Software Study Ranks San Diego #7, Cites Prowess in Scientific R&D
A study to assess the strength of San Diego’s software sector has determined that it ranks seventh among the top 50 U.S. metropolitan areas, according to a “software power index” that weighs a variety of economic factors.
The study, released last week by the San Diego Regional Economic Development Corp., is the first comprehensive analysis of software talent and capital investment in the region. It pegs the overall economic impact of software development in San Diego at $12.2 billion a year (roughly 6 percent of metro San Diego’s total “gross domestic product.” The regional workforce consists of 21,600 software developers and 19,660 related workers. From 2010 to 2015, software development jobs grew three times faster in San Diego than overall job growth, and local employers said they expect software jobs will grow another 18.1 percent this year.
According to the software power index (more on that below), San Diego’s capacity for software development predictably trails innovation hubs in San Jose, San Francisco, Seattle, and Boston. Yet San Diego ranks ahead of cities that may be better known as hubs for tech innovation, including Austin, TX, Atlanta, and Salt Lake City.
Perhaps more importantly, the study reveals some surprising advantages that San Diego has as a regional hub for software development. They include:
—San Diego software developers are twice as likely to work in scientific R&D than developers in California as a whole.
—Investors have been investing in San Diego biotechnology and genomic startups, where the life sciences and information technologies are converging, at roughly four times the national average.
—Investments also are roughly twice as much on health IT and medical device startups in San Diego, compared with the national average; investment in San Diego cleantech startups is more than six times the national average.

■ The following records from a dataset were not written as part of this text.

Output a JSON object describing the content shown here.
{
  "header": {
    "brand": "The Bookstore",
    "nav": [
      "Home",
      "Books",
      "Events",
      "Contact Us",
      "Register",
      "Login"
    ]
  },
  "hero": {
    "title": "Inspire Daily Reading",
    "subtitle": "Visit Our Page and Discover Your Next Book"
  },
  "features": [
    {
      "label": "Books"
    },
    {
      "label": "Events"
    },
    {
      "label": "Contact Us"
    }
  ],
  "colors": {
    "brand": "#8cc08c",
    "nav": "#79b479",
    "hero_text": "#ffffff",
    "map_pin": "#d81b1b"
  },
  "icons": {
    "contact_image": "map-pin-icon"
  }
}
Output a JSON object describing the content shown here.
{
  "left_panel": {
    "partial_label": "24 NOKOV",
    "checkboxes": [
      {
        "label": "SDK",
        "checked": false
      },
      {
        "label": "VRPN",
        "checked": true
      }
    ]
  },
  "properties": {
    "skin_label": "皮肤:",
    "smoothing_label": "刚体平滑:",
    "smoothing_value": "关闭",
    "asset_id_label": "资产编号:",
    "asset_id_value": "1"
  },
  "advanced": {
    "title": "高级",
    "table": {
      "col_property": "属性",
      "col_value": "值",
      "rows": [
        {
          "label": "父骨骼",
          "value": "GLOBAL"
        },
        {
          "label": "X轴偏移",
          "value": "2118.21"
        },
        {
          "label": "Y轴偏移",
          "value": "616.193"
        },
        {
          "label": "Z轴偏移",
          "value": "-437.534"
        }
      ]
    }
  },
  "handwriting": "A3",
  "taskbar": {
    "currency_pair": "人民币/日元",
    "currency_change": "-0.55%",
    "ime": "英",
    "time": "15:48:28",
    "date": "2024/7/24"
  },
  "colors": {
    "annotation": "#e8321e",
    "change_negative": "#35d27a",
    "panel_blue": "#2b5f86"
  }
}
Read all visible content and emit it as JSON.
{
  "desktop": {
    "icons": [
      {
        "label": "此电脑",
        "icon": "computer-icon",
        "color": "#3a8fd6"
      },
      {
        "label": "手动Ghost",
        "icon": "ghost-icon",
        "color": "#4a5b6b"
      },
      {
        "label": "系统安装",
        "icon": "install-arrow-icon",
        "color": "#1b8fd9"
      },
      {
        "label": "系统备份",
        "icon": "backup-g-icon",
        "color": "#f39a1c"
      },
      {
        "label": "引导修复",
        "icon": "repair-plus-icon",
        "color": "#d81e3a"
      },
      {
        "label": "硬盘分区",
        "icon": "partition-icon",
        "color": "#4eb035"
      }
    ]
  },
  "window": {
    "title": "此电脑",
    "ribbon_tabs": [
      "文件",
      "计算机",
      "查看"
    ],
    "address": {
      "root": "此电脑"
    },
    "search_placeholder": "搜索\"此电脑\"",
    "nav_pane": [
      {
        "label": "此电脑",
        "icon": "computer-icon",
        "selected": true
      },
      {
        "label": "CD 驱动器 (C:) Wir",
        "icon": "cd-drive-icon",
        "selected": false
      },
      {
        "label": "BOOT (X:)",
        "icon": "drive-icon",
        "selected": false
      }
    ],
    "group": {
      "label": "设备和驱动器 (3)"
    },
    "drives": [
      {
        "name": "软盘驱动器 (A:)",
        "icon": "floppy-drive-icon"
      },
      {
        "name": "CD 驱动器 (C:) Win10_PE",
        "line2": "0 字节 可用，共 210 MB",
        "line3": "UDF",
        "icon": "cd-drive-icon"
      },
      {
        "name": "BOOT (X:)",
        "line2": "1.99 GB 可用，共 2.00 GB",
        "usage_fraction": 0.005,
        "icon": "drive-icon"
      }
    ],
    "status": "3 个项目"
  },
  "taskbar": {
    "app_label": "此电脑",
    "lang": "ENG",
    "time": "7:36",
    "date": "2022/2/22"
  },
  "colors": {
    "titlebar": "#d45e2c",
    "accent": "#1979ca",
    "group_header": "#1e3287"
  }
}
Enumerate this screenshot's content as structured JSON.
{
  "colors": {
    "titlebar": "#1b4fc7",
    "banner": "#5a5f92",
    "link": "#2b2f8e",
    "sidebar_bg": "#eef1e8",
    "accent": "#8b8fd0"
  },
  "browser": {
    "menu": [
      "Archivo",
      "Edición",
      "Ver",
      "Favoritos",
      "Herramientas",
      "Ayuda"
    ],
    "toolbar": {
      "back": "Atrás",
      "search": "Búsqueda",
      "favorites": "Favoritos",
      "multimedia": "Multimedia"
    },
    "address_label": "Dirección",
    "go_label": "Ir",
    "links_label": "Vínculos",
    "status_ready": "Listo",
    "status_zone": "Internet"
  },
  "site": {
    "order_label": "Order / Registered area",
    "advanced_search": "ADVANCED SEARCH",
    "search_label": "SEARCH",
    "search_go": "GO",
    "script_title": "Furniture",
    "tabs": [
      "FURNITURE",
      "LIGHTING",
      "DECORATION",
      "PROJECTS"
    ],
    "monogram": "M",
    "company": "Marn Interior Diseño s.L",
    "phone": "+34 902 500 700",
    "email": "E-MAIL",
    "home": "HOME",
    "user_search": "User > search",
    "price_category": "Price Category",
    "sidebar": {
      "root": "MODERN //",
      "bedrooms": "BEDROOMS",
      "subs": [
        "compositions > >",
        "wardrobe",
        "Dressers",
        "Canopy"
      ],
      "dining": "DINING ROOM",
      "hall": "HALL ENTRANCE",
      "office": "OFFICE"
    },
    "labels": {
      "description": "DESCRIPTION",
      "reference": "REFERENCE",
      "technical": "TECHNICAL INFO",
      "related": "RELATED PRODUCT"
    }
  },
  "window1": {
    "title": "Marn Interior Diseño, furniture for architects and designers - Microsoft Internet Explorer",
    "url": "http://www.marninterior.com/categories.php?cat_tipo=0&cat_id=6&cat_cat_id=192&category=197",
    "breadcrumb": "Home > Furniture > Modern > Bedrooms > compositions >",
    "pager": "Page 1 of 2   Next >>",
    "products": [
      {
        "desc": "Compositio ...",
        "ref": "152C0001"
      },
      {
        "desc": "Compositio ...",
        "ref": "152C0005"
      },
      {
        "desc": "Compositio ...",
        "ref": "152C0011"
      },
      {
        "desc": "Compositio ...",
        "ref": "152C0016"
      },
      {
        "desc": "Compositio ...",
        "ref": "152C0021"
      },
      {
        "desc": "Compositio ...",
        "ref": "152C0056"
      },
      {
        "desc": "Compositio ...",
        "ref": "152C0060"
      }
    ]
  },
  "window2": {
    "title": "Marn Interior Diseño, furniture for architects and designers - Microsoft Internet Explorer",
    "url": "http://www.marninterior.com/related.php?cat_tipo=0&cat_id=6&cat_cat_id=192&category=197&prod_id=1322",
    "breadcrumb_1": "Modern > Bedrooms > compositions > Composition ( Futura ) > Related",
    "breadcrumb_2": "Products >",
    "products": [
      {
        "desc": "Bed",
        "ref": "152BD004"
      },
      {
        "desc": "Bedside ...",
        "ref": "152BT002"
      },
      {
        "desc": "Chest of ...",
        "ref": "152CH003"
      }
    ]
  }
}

According to the study, both industries are heavily software-dependent.
San Diego’s relative strength in non-traditional areas of software development suggests a strategy that regional innovation hubs could adopt to boost their respective software ecosystems—by using what amounts to a judo move that converts a perceived weakness into a strength.
For example, San Diego has no hometown software giants that compare with the likes of Google, Amazon, or Nuance Communications. As a result, the study shows that software developers in San Diego are much less likely to work in the software industry’s core specialties (computer manufacturing, software publishing, and computer systems design).
This might be viewed as a weakness. But the study shows that San Diego’s software expertise lies in more specialized areas of telecommunications, genomics/biotechnology, health IT, and defense. So it’s worth noting that software developers in San Diego are … Next Page »